Material for the task =
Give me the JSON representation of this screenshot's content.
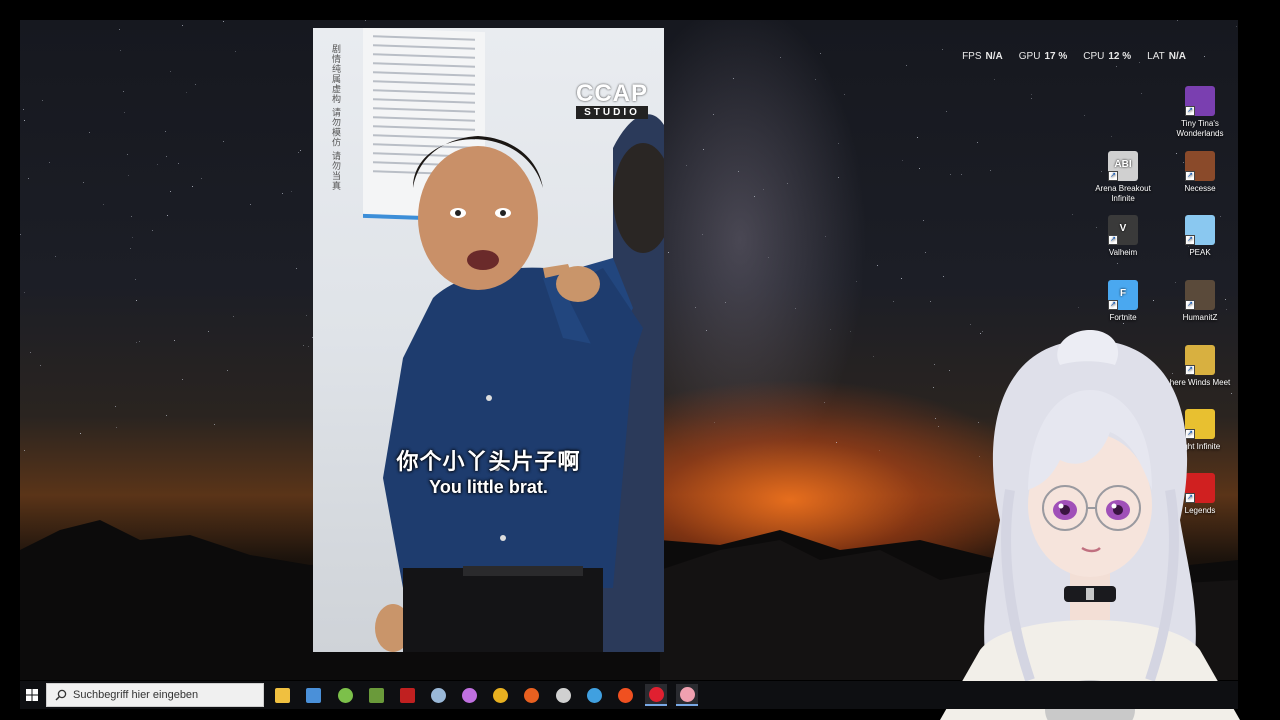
{
  "hud": {
    "fps_label": "FPS",
    "fps_value": "N/A",
    "gpu_label": "GPU",
    "gpu_value": "17 %",
    "cpu_label": "CPU",
    "cpu_value": "12 %",
    "lat_label": "LAT",
    "lat_value": "N/A"
  },
  "desktop_icons": [
    {
      "label": "Tiny Tina's Wonderlands",
      "icon": "tiny-tinas-wonderlands-icon",
      "color": "#7a3fb0"
    },
    {
      "label": "Arena Breakout Infinite",
      "icon": "arena-breakout-infinite-icon",
      "color": "#d0d0d0",
      "badge": "ABI"
    },
    {
      "label": "Necesse",
      "icon": "necesse-icon",
      "color": "#8a4a2a"
    },
    {
      "label": "Valheim",
      "icon": "valheim-icon",
      "color": "#3a3a3a",
      "badge": "V"
    },
    {
      "label": "PEAK",
      "icon": "peak-icon",
      "color": "#8ac8f0"
    },
    {
      "label": "Fortnite",
      "icon": "fortnite-icon",
      "color": "#4aa8f0",
      "badge": "F"
    },
    {
      "label": "HumanitZ",
      "icon": "humanitz-icon",
      "color": "#5a4a3a"
    },
    {
      "label": "here Winds Meet",
      "icon": "where-winds-meet-icon",
      "color": "#d8b040"
    },
    {
      "label": "light Infinite",
      "icon": "light-infinite-icon",
      "color": "#e8c030"
    },
    {
      "label": "Legends",
      "icon": "legends-icon",
      "color": "#d02020"
    }
  ],
  "video": {
    "vertical_caption": "剧情纯属虚构 请勿模仿 请勿当真",
    "logo_top": "CCAP",
    "logo_bottom": "STUDIO",
    "subtitle_cn": "你个小丫头片子啊",
    "subtitle_en": "You little brat."
  },
  "taskbar": {
    "search_placeholder": "Suchbegriff hier eingeben",
    "apps": [
      {
        "name": "file-explorer-icon",
        "color": "#f0c040"
      },
      {
        "name": "store-icon",
        "color": "#4a90d9"
      },
      {
        "name": "android-app-icon",
        "color": "#7cc04a"
      },
      {
        "name": "minecraft-icon",
        "color": "#6a9a3a"
      },
      {
        "name": "game-launcher-icon",
        "color": "#c02020"
      },
      {
        "name": "steam-icon",
        "color": "#9ab8d8"
      },
      {
        "name": "discord-icon",
        "color": "#c070e0"
      },
      {
        "name": "chrome-icon",
        "color": "#e8b020"
      },
      {
        "name": "firefox-icon",
        "color": "#e86020"
      },
      {
        "name": "speedometer-icon",
        "color": "#d0d0d0"
      },
      {
        "name": "link-app-icon",
        "color": "#40a0e0"
      },
      {
        "name": "brave-icon",
        "color": "#f05020"
      },
      {
        "name": "obs-icon",
        "color": "#e02030"
      },
      {
        "name": "vtube-studio-icon",
        "color": "#f0a0b0"
      }
    ]
  }
}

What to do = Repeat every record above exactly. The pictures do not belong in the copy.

Written answer =
Give me the JSON representation of this screenshot's content.
{
  "hud": {
    "fps_label": "FPS",
    "fps_value": "N/A",
    "gpu_label": "GPU",
    "gpu_value": "17 %",
    "cpu_label": "CPU",
    "cpu_value": "12 %",
    "lat_label": "LAT",
    "lat_value": "N/A"
  },
  "desktop_icons": [
    {
      "label": "Tiny Tina's Wonderlands",
      "icon": "tiny-tinas-wonderlands-icon",
      "color": "#7a3fb0"
    },
    {
      "label": "Arena Breakout Infinite",
      "icon": "arena-breakout-infinite-icon",
      "color": "#d0d0d0",
      "badge": "ABI"
    },
    {
      "label": "Necesse",
      "icon": "necesse-icon",
      "color": "#8a4a2a"
    },
    {
      "label": "Valheim",
      "icon": "valheim-icon",
      "color": "#3a3a3a",
      "badge": "V"
    },
    {
      "label": "PEAK",
      "icon": "peak-icon",
      "color": "#8ac8f0"
    },
    {
      "label": "Fortnite",
      "icon": "fortnite-icon",
      "color": "#4aa8f0",
      "badge": "F"
    },
    {
      "label": "HumanitZ",
      "icon": "humanitz-icon",
      "color": "#5a4a3a"
    },
    {
      "label": "here Winds Meet",
      "icon": "where-winds-meet-icon",
      "color": "#d8b040"
    },
    {
      "label": "light Infinite",
      "icon": "light-infinite-icon",
      "color": "#e8c030"
    },
    {
      "label": "Legends",
      "icon": "legends-icon",
      "color": "#d02020"
    }
  ],
  "video": {
    "vertical_caption": "剧情纯属虚构 请勿模仿 请勿当真",
    "logo_top": "CCAP",
    "logo_bottom": "STUDIO",
    "subtitle_cn": "你个小丫头片子啊",
    "subtitle_en": "You little brat."
  },
  "taskbar": {
    "search_placeholder": "Suchbegriff hier eingeben",
    "apps": [
      {
        "name": "file-explorer-icon",
        "color": "#f0c040"
      },
      {
        "name": "store-icon",
        "color": "#4a90d9"
      },
      {
        "name": "android-app-icon",
        "color": "#7cc04a"
      },
      {
        "name": "minecraft-icon",
        "color": "#6a9a3a"
      },
      {
        "name": "game-launcher-icon",
        "color": "#c02020"
      },
      {
        "name": "steam-icon",
        "color": "#9ab8d8"
      },
      {
        "name": "discord-icon",
        "color": "#c070e0"
      },
      {
        "name": "chrome-icon",
        "color": "#e8b020"
      },
      {
        "name": "firefox-icon",
        "color": "#e86020"
      },
      {
        "name": "speedometer-icon",
        "color": "#d0d0d0"
      },
      {
        "name": "link-app-icon",
        "color": "#40a0e0"
      },
      {
        "name": "brave-icon",
        "color": "#f05020"
      },
      {
        "name": "obs-icon",
        "color": "#e02030"
      },
      {
        "name": "vtube-studio-icon",
        "color": "#f0a0b0"
      }
    ]
  }
}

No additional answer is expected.